Novikoff hepatoma cells provide an excellent model system for the study of gap junction assembly, a process that could be influenced by lipids and other factors at numerous points. Since it is possible to alter the cellular levels of cholesterol in these cells, it was added to the cells in serum-supplemented medium and changes in gap junction assembly were evaluated. Cells were dissociated and reaggregated following exposure to a range of cholesterol concentrations for 24 h. A five- to sixfold increase in the number of aggregated gap junction particles and a 50% increase in cellular cholesterol content were observed with 20 μM added cholesterol. A 1-h exposure to added cholesterol, during cell reaggregation, resulted in a fourfold increase in the number of aggregated gap junction particles, demonstrating that the effect was rapid. The number of aggregated gap junction particles and formation plaque areas were used as measures of junction assembly and assayed by quantitative freeze-fracture and electron microscopy. Junctional permeabilities were evaluated by means of dye transfer times following the intracellular microinjection of Lucifer Yellow.

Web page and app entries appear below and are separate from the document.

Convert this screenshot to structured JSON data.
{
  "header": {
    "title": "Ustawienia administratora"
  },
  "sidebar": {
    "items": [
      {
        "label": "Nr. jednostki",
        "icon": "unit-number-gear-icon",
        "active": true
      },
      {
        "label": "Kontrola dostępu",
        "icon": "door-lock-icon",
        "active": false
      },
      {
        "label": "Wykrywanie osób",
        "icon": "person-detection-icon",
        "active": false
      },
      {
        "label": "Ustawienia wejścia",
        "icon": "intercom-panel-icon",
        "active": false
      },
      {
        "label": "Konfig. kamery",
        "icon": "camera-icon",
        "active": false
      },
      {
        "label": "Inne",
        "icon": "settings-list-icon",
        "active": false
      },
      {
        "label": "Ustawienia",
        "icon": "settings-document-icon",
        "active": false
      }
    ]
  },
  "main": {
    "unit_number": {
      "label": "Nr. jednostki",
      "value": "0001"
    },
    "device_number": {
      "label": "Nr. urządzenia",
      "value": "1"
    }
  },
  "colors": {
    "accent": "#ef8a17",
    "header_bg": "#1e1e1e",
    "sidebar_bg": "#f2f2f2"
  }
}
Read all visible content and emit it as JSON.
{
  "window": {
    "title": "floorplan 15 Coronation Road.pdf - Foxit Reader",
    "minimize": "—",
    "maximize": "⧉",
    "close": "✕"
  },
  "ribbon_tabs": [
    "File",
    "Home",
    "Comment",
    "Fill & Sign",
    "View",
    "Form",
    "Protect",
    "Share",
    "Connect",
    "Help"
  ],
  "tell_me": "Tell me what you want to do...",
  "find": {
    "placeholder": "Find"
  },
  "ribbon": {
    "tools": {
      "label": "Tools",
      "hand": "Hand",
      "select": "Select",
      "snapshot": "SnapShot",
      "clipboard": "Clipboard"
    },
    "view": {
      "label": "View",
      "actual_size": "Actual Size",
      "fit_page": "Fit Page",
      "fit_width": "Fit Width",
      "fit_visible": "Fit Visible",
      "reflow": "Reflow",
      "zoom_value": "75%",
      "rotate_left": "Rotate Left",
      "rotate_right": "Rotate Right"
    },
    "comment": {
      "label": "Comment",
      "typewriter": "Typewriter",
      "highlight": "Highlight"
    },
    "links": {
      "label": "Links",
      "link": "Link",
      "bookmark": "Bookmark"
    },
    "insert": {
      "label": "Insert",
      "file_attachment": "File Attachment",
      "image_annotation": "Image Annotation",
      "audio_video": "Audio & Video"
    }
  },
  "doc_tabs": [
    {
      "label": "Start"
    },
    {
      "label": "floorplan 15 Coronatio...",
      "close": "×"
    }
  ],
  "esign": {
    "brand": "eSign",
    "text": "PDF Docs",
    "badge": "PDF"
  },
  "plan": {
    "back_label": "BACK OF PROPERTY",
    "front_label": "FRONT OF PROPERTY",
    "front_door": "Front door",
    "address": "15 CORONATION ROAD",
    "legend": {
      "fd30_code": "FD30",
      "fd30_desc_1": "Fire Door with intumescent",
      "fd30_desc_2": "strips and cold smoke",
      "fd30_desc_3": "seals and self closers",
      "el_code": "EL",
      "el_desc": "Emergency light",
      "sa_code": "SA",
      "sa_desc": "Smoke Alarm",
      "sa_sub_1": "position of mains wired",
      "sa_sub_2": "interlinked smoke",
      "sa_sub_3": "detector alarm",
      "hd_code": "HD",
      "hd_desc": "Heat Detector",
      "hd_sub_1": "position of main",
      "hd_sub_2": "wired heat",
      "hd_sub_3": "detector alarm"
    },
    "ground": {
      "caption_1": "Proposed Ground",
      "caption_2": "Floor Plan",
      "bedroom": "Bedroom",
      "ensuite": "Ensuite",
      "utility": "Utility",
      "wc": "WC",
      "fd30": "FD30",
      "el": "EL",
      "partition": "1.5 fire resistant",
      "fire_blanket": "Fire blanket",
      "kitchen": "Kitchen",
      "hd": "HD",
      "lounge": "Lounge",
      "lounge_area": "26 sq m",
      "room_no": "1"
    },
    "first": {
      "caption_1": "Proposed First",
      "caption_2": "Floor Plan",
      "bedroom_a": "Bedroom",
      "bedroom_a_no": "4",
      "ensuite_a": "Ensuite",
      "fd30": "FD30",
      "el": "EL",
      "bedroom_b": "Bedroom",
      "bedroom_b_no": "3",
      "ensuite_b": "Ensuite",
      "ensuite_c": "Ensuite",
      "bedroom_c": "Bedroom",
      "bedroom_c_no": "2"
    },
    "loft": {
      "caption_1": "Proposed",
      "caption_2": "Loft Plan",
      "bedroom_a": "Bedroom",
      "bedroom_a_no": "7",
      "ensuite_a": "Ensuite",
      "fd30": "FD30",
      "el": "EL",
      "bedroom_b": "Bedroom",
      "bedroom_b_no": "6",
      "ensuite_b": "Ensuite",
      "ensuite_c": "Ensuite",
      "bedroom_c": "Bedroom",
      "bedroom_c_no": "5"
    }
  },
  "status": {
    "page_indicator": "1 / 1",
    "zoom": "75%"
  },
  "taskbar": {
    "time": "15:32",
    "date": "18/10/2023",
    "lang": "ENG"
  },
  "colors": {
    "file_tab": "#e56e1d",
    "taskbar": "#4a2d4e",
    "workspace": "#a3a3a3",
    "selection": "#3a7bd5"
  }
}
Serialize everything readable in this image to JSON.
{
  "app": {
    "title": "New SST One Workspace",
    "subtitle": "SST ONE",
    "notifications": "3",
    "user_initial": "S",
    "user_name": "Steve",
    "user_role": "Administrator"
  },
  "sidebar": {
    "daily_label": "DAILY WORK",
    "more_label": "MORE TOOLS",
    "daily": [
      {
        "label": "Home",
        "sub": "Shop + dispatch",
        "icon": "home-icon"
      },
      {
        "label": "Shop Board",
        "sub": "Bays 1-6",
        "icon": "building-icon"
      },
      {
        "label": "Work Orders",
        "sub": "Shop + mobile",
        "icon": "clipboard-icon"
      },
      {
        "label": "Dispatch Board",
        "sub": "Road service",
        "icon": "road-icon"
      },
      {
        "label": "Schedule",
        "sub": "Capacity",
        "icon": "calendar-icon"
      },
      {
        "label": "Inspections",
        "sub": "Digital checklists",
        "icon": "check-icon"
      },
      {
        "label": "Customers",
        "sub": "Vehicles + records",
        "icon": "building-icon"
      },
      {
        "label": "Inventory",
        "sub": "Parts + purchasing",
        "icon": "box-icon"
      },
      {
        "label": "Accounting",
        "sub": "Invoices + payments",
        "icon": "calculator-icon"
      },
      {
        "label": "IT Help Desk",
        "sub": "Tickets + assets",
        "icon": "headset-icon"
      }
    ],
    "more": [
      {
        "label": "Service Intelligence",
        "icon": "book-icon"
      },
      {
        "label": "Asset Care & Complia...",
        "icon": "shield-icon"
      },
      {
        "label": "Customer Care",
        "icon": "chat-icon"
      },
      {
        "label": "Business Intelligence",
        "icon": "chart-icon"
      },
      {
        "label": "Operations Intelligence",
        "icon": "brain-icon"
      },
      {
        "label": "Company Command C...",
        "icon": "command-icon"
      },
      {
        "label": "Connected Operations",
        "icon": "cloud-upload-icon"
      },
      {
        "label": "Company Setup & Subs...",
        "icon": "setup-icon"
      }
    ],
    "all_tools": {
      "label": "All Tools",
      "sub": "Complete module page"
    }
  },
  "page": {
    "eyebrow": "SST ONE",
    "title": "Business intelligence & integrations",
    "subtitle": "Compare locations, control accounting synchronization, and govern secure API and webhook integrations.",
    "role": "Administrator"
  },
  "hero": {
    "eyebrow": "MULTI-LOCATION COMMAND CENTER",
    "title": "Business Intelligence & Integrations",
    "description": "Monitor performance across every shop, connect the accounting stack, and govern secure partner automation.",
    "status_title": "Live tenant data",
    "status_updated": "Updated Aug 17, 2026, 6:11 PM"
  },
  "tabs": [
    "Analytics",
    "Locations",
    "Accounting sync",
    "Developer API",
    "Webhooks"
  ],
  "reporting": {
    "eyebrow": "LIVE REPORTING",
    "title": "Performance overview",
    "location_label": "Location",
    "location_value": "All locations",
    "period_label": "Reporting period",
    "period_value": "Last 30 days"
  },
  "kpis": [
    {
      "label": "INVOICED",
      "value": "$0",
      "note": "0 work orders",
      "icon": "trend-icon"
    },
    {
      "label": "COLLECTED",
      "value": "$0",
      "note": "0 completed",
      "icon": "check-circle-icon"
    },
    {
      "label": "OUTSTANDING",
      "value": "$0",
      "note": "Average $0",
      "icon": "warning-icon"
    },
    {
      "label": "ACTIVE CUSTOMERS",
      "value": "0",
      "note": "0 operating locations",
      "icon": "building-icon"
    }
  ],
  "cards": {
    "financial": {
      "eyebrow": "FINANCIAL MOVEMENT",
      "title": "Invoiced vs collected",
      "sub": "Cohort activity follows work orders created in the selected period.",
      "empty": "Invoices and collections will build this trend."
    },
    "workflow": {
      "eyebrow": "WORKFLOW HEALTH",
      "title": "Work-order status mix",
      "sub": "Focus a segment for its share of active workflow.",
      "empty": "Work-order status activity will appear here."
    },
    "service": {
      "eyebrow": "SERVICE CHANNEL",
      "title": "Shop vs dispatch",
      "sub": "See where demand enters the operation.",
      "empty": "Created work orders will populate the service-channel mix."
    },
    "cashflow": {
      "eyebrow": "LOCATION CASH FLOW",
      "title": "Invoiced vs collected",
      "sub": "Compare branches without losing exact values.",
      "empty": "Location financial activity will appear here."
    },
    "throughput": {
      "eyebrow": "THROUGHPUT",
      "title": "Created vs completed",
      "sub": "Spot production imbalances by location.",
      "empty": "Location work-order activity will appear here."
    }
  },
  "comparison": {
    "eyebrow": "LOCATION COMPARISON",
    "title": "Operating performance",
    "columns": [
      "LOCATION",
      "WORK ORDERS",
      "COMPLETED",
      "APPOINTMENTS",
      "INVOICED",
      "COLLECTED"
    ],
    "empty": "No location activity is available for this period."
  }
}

Increased dye transfer was observed between cholesterol-treated cells, which suggested that the increase in assembly was accompanied by an increase in junction permeability. Cells were treated with cycloheximide (100 μg ml-1) and actinomycin D (10 μg ml-1) to determine whether protein and RNA synthesis were involved in the enhanced gap junction assembly. Cycloheximide but not actinomycin D blocked the increased junction assembly observed with added cholesterol. These results suggested that protein synthesis, but not RNA synthesis, is necessary for the increased gap junction formation observed. Thus, cholesterol added in the presence of serum-supplemented medium resulted in a dramatic and rapid increase in the assembly of functional gap junctions between Novikoff cells.
|Original language||English (US)|
|Number of pages||8|
|Journal||Journal of cell science|
|State||Published - Jul 11 1990|
- Gap junction
- intercellular communication